Goal of the exercise - Copy out, from the entries below, each line that holds the string "Использовать".

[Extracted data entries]
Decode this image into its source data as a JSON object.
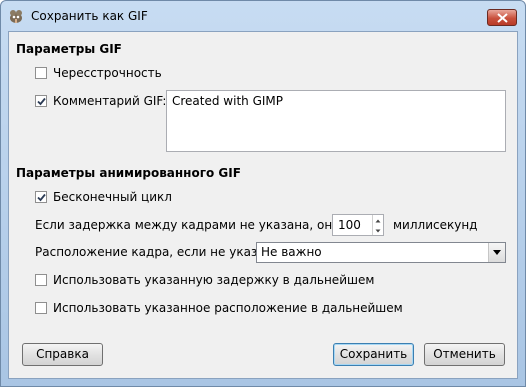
{
  "window": {
    "title": "Сохранить как GIF",
    "icon": "gimp-icon",
    "close_icon": "close-icon"
  },
  "gif_params": {
    "heading": "Параметры GIF",
    "interlace": {
      "label": "Чересстрочность",
      "checked": false
    },
    "comment": {
      "label": "Комментарий GIF:",
      "checked": true,
      "value": "Created with GIMP"
    }
  },
  "anim_params": {
    "heading": "Параметры анимированного GIF",
    "loop": {
      "label": "Бесконечный цикл",
      "checked": true
    },
    "delay": {
      "label": "Если задержка между кадрами не указана, она равна:",
      "value": "100",
      "unit": "миллисекунд"
    },
    "disposal": {
      "label": "Расположение кадра, если не указано:",
      "selected": "Не важно"
    },
    "use_delay": {
      "label": "Использовать указанную задержку в дальнейшем",
      "checked": false
    },
    "use_disposal": {
      "label": "Использовать указанное расположение в дальнейшем",
      "checked": false
    }
  },
  "buttons": {
    "help": "Справка",
    "save": "Сохранить",
    "cancel": "Отменить"
  }
}
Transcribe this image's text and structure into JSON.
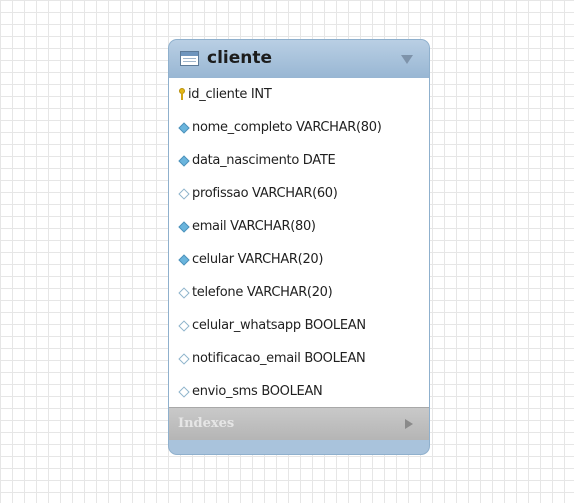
{
  "table": {
    "name": "cliente",
    "header_color": "#a9c3dc",
    "columns": [
      {
        "label": "id_cliente INT",
        "icon": "primary-key-icon"
      },
      {
        "label": "nome_completo VARCHAR(80)",
        "icon": "not-null-column-icon"
      },
      {
        "label": "data_nascimento DATE",
        "icon": "not-null-column-icon"
      },
      {
        "label": "profissao VARCHAR(60)",
        "icon": "nullable-column-icon"
      },
      {
        "label": "email VARCHAR(80)",
        "icon": "not-null-column-icon"
      },
      {
        "label": "celular VARCHAR(20)",
        "icon": "not-null-column-icon"
      },
      {
        "label": "telefone VARCHAR(20)",
        "icon": "nullable-column-icon"
      },
      {
        "label": "celular_whatsapp BOOLEAN",
        "icon": "nullable-column-icon"
      },
      {
        "label": "notificacao_email BOOLEAN",
        "icon": "nullable-column-icon"
      },
      {
        "label": "envio_sms BOOLEAN",
        "icon": "nullable-column-icon"
      }
    ],
    "indexes_label": "Indexes"
  }
}
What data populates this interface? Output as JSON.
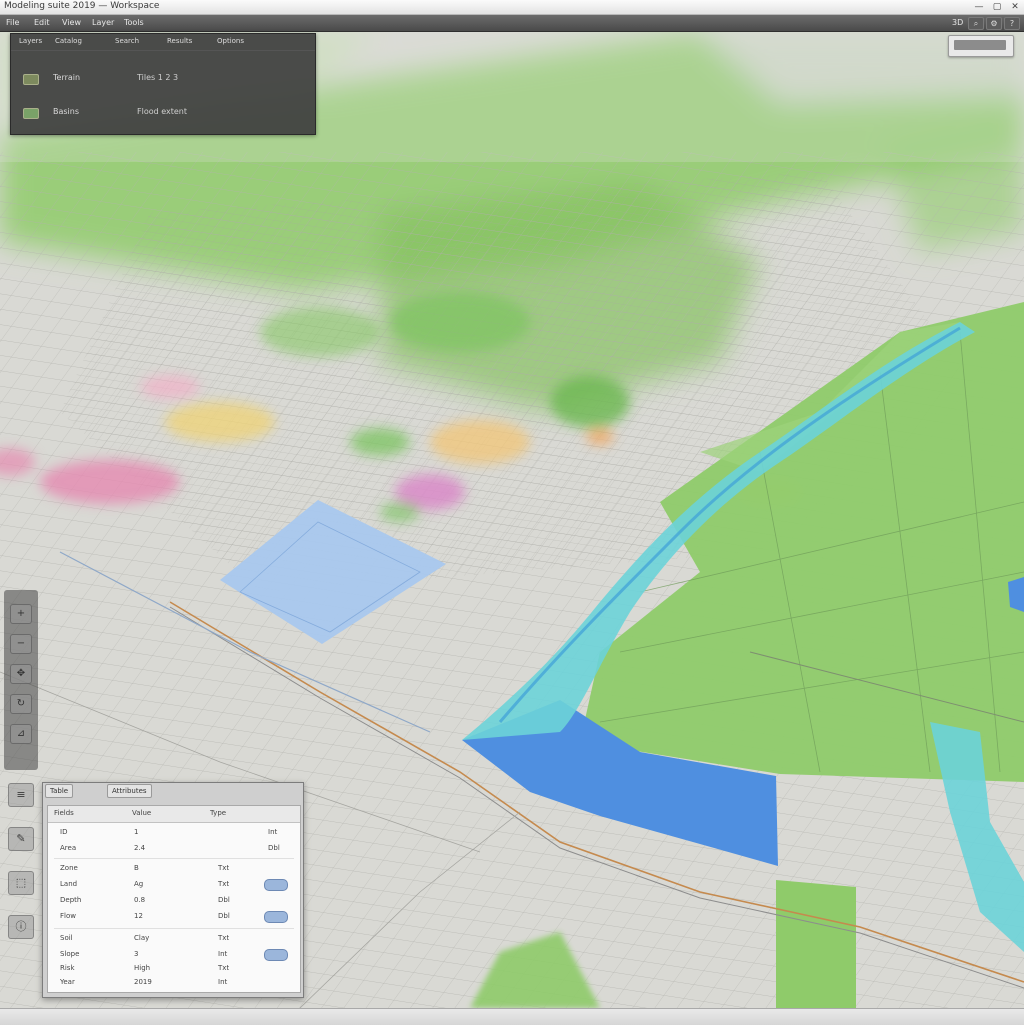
{
  "window": {
    "title": "Modeling suite 2019 — Workspace",
    "controls": [
      "—",
      "▢",
      "✕"
    ]
  },
  "toolbar": {
    "items": [
      "File",
      "Edit",
      "View",
      "Layer",
      "Tools"
    ],
    "right_label": "3D",
    "icons": [
      "search-icon",
      "settings-icon",
      "help-icon"
    ]
  },
  "layer_panel": {
    "tabs": [
      "Layers",
      "Catalog",
      "Search",
      "Results",
      "Options"
    ],
    "rows": [
      {
        "name": "Terrain",
        "value": "Tiles 1 2 3"
      },
      {
        "name": "Basins",
        "value": "Flood extent"
      }
    ]
  },
  "search": {
    "placeholder": ""
  },
  "attribute_table": {
    "tabs": [
      "Table",
      "Attributes"
    ],
    "columns": [
      "Fields",
      "Value",
      "Type"
    ],
    "rows": [
      {
        "field": "ID",
        "value": "1",
        "type": "Int"
      },
      {
        "field": "Area",
        "value": "2.4",
        "type": "Dbl"
      },
      {
        "field": "Zone",
        "value": "B",
        "type": "Txt"
      },
      {
        "field": "Land",
        "value": "Ag",
        "type": "Txt"
      },
      {
        "field": "Depth",
        "value": "0.8",
        "type": "Dbl"
      },
      {
        "field": "Flow",
        "value": "12",
        "type": "Dbl"
      },
      {
        "field": "Soil",
        "value": "Clay",
        "type": "Txt"
      },
      {
        "field": "Slope",
        "value": "3",
        "type": "Int"
      },
      {
        "field": "Risk",
        "value": "High",
        "type": "Txt"
      },
      {
        "field": "Year",
        "value": "2019",
        "type": "Int"
      }
    ]
  },
  "status": {
    "text": ""
  },
  "colors": {
    "water_blue": "#4f8fe0",
    "water_light": "#a7c6ee",
    "river_cyan": "#6cd3d8",
    "vegetation": "#8cc866",
    "ground": "#d8d8d3",
    "road": "#c58a4e"
  }
}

Answer below -
      "label": "Использовать указанную задержку в дальнейшем",
      "label": "Использовать указанное расположение в дальнейшем",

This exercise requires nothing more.